As a trading partner China is nothing if not self-interested. So maybe if they own one of the biggest pork processors in the U.S., they’ll be more inclined to relax the rules they’ve used to limit our access. Maybe.
Has the Grill Cooled?
In what can’t be good news as we try to unload this high priced meat on a still-pennywise public, the NPD group says its survey indicates grilling has lost some of its momentum.
First We Murder Them. Then We Mutilate Them. Then We Eat Them.
Henry Walker of Mocksville, N.C., makes a point about the COOL labels that had escaped us.
"I would like the word slaughter on the cool label changed to 'processed' as it would have the same meaning, but not put bad images in the general public’s mind. It would be nice for you to write an article about the label and how terms, phrases, and words that are okay in the farming community are not okay to use before the general public. PR work is some of the most important work we do as farmers in today’s world, but we need to be reminded to be careful what we say to the general public because it will bite us in a hurry."
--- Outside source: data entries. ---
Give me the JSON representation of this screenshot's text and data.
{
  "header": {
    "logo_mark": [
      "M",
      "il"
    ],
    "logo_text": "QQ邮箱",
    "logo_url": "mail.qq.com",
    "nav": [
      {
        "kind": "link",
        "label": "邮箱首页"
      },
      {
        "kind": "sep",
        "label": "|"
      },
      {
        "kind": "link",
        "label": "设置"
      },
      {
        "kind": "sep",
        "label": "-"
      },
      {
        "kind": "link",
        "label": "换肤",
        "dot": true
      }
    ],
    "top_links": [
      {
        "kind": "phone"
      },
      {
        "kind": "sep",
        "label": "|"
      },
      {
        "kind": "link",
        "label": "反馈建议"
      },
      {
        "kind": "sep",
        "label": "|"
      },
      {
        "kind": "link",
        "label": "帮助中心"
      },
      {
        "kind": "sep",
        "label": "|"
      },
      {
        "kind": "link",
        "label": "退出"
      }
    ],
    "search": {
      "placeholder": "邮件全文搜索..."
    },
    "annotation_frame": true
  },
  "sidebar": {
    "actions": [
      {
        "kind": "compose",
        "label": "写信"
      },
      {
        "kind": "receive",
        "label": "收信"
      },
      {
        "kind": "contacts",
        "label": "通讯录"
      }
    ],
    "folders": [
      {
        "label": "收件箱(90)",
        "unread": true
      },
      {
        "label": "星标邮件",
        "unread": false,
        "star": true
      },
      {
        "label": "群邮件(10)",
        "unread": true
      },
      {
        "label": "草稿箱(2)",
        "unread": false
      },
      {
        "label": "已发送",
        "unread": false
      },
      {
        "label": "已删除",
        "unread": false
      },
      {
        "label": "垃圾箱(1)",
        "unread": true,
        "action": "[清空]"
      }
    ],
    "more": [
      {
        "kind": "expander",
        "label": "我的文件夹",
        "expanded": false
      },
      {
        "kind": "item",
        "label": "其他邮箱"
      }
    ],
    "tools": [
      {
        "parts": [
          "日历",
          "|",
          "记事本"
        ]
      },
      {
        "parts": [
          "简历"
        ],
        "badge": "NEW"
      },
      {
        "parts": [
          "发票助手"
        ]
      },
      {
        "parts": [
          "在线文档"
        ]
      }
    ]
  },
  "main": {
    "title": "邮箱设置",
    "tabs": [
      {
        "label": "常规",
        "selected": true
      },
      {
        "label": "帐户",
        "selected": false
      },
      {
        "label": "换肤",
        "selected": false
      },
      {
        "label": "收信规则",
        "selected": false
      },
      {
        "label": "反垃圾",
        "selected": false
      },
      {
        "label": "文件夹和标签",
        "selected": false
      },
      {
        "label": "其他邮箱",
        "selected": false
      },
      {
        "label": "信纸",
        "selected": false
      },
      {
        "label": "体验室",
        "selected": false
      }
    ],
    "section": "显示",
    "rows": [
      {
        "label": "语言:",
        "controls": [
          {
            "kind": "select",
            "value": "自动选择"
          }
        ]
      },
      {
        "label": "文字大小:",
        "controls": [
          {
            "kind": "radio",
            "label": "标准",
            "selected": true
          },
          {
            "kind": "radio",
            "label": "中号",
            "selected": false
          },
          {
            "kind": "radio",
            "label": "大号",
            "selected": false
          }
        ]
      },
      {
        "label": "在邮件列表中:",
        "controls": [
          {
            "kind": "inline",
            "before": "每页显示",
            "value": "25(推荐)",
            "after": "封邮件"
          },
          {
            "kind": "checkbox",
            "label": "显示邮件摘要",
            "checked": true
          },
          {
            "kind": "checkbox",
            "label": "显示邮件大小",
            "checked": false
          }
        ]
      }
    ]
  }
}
Saul Alinsky, in his "Rules for Radicals," devoted a chapter to the importance of word choices in politics. The animal rights movement has taken heed. Hence, they talk about "animal flesh" rather than meat, and things like animals "surrounded by their own excrement." Fortunately for them, they don’t have to be too creative, because we’ve done most of the work for them.
Not only do we "slaughter" "fat" cattle at "slaughter houses," but once they’re slaughtered, we divide them into "carcasses" and "offal" and offer them for sale to people who, by and large, regard their dogs as more human than their children.
Should we be spending more time trying to change our verbal habits? Calling a spade a spade is fine, but probably not good marketing if your customer is looking for a shovel.
Pacelle: Our Hands Are Clean
Speaking of the importance of words and the value of nuance, here’s an update on Rep. Luetkemeyer’s efforts to bring the HSUS to justice and a response from the bossman at the organization. He says they just spend 5% of their money on "lobbying." He doesn’t tell us how much they spend on, shall we call it, "legislative education" to get bills approved around the country.
And Mr. Pacelle's response, ad provided free by the Shreveport Times...so no expense there, either.
More Bits from the Net
Making Peace with Meat
Mark Bittman does goes on doesn’t he? This morning he says a bit of a shoulder of lamb would be OK if it tastes good enough and is consumed with the proper sauces and such. This is not a story we’d spend a free reader chit on if we didn’t subscribe.
When the Papers Are Full of 'High-Priced Beef' News
It’s good to see that consumer confidence is recovering a bit.
Another—ANOTHER—Story on the Promise of 'Printed' Meat
We don’t know if Modern Meadows will ever be able to make meat in the lab, but they can darn sure get themselves some publicity.
Having the Beef Conversation
Here's how to start one.
Excellence in Journalism
PBS provides us with another good excuse to eat steak.